Sometimes, I wanted to marry Morelli so I’d have a kitchen like my mom’s. Then, other times, I worried that I couldn’t pull it off, and I’d have a husband and three kids, and we’d all be eating take-out standing over the sink. I guess there are worse things in the world than take-out, but in my mother’s kitchen, take-out feels a little like failure.
Lean Mean Thirteen, p. 262
I wish I could recommend Janet Evanovich’s books to my mom and sister, but they wouldn’t like the bad language and sketchy relationship entanglements. And I could use a little less formula and a little more emotional /intellectual growth on the part of the heroine. But, dang. She’s a fantastic storyteller. Makes you want to learn how to shoot a gun, or not. I actually prefer my own kitchen to my mom’s; only because I know where everything is in my cupboards.

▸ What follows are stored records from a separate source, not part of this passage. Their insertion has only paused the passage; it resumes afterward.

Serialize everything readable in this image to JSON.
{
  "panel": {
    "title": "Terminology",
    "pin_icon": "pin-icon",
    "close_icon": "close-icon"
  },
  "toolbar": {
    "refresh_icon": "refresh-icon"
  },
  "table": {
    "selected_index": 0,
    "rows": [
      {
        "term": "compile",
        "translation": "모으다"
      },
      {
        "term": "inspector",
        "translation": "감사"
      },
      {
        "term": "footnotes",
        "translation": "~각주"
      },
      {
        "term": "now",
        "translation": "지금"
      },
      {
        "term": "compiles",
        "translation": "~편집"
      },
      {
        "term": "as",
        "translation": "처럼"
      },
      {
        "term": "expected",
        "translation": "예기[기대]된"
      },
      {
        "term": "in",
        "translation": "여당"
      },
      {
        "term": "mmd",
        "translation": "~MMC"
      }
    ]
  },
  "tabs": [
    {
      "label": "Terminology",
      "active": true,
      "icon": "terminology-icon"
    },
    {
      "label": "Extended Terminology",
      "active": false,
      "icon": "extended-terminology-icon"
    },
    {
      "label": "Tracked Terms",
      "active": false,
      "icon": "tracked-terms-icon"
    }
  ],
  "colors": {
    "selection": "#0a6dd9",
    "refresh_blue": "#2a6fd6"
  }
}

Although she volunteered, served on various committees, or stuck her oar in countless organizations, she’d never worked outside the home. He’d gone through a period in his late teens and early twenties where he’d imagined her (pitied her) as an unfulfilled, semidesperate housewife.
… [after he’d taken her aside to encourage her to break out of this repression]
“I get to use this house as my studio, my science project, my laboratory and my showroom. I get to be the director, the designer, the set builder, and the star of the whole show. Now, why would I want to go out and get a job or a career — since we don’t need the money — and have somebody else tell me what to do and when to do it?”
She’d crooked her finger so he leaned down to her. And she’d laid a hand on his cheek. “You’re such a sweetheart, Caleb. You’re going to find out that not everybody wants what society — in whatever its current mood or mode might be — tells them they should want. I consider myself lucky, even privileged, that I was able to make the choice to stay home and raise my children. And I’m lucky to be able to be married to a man who doesn’t mind if I use my talents . . . I’m happy. And I love knowing that you worried I might not be.
Blood Brothers, p. 141
I’ve liked Nora Roberts for a long time. Double plus on the not being able to recommend due to language and sexual situations. Too bad. And double double plus on being very formulaic, which is good and bad. It’s like going to Olive Garden or Outback to eat. Might not be exciting and new (at least after the first few times), but reliable and satisfying. And I love how she describes this woman’s outlook. I’m kind of conflicted — wanting different things moment to moment. Tara says mothering is great–like the ups and downs of PMS, only multiplied. (no pun there).
Dear Baby, I hope someday somebody wants to hold you for 20 minutes straight and that’s all they do. They don’t pull away. They don’t look at your face. They don’t try to kiss you. All they do is wrap you up in their arms without an ounce of selfishness in it.
Waitress, Jenna writing in journal while pregnant
I’m seeing a definite pattern here. All considerations of talent and temperament aside (they aren’t that important, right?), perhaps part of my writer’s block is due to the fact that what I like to read and, often, watch, contains thematic elements I can’t recommend to my nearest and dearest. hmmmm.
Dick and I really liked Waitress. It’s got adultery in it, which is usually a big turn-off for me, but it was very realistic and understandable, and most importantly, not glamorized/rewarded. More depressing were the two very unadmirable main male characters. I don’t think I see the male of the species through a rosy haze, but this was pretty brutal.
But at least Jenna isn’t some angelically boring earth-mother-pregnancy–is-glorious type. When she invents a pie in honor of the baby-to-be, she calls it “Pregnant Miserable Self-Pitying Loser Pie… Lumpy oatmeal with fruitcake mashed in. Flambé of course.” It’s probably pretty unrealistic that her whole life changes the second her baby is placed in her arms, but it’s a nice fairytale. I am mother: I have purpose.